- Dr. Adams, Paul. Management of Elevated Serum Ferritin Levels. Gastroenterol Hepatol (N Y). 2008 May; 4(5): 333–334.
- Zacharski LR. Ornstein DL. Woloshin S. Schwartz LM. Association of age, sex, and race with body iron stores in adults: analysis of NHANES III data. Am Heart J. 2000;140:98–104. [PubMed]
- Milman N. Kirchhoff M. Iron stores in 1359, 30- to 60-year-old Danish women: evaluation by serum ferritin and hemoglobin. Ann Hematol. 1992;64:22–27. [PubMed]
- Huang X. Does iron have a role in breast cancer?

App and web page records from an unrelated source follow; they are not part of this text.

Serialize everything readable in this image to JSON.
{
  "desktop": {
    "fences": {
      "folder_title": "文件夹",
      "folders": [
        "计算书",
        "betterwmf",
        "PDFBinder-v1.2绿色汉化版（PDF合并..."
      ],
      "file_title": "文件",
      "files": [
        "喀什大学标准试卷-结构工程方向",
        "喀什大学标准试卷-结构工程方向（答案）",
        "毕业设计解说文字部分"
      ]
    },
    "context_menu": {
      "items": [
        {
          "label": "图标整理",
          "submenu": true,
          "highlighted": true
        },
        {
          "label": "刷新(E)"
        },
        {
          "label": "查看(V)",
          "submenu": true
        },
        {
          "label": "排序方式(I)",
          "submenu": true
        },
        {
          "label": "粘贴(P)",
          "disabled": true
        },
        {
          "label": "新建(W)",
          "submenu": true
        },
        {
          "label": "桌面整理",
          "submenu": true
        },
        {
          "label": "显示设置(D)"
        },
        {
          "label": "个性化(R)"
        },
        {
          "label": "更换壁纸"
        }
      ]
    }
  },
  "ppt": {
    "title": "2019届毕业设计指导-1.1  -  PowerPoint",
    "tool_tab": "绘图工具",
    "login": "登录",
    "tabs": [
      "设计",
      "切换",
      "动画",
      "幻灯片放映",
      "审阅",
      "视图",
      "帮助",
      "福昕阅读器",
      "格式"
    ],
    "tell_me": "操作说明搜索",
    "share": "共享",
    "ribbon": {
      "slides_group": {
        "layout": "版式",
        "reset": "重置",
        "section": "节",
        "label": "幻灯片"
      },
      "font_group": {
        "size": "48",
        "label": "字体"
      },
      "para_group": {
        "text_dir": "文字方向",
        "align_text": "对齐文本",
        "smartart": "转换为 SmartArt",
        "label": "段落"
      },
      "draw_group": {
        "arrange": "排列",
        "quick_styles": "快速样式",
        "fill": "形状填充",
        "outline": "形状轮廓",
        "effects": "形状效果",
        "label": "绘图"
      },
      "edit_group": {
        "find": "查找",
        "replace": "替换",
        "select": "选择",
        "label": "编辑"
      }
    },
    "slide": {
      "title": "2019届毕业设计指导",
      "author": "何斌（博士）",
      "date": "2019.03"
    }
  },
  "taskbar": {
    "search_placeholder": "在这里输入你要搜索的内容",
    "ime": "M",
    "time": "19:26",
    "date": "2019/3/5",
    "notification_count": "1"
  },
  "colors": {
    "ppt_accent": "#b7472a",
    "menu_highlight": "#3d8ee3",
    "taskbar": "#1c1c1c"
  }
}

Lancet Oncol. 2008;9:803–807
- Kowdley, Kris V. “Iron Overload in Patients With Chronic Liver Disease.” Gastroenterology & Hepatology, Millennium Medical Publishing, Nov. 2016, www.ncbi.nlm.nih.gov/pmc/articles/PMC5193089/.
- Valenti L, Moscatiello S, Vanni E, Fracanzani AL, Bugianesi E, Fargion S, et al. Venesection for non-alcoholic fatty liver disease unresponsive to lifestyle counselling–a propensity score-adjusted observational study. QJM. 2011;104:141–149.
- Jehn M, Clark JM, Guallar E. Serum ferritin and risk of the metabolic syndrome in U.S. adults. Diabetes Care. 2004;27:2422–2428.
- Fernández-Real, José Manuel, et al. “Blood Letting in High-Ferritin Type 2 Diabetes.” Diabetes, American Diabetes Association, 1 Apr. 2002, diabetes.diabetesjournals.org/content/51/4/1000.
- Donation of blood is associated with reduced risk of myocardial infarction. The Kuopio Ischaemic Heart Disease Risk Factor Study. Am J Epidemiol. 1998 Sep 1;148(5):445-51
- La, C, et al. “Menstrual and Reproductive Factors and the Risk of Myocardial Infarction in Women under Fifty-Five Years of Age.” American Journal of Obstetrics and Gynecology., U.S. National Library of Medicine, Nov. 1987, www.ncbi.nlm.nih.gov/pubmed/3688065.
**References for this newsletter as well as previous newsletters may be found on our website.The information has not been evaluated by the FDA and is not intended to treat, cure, or prevent any disease.**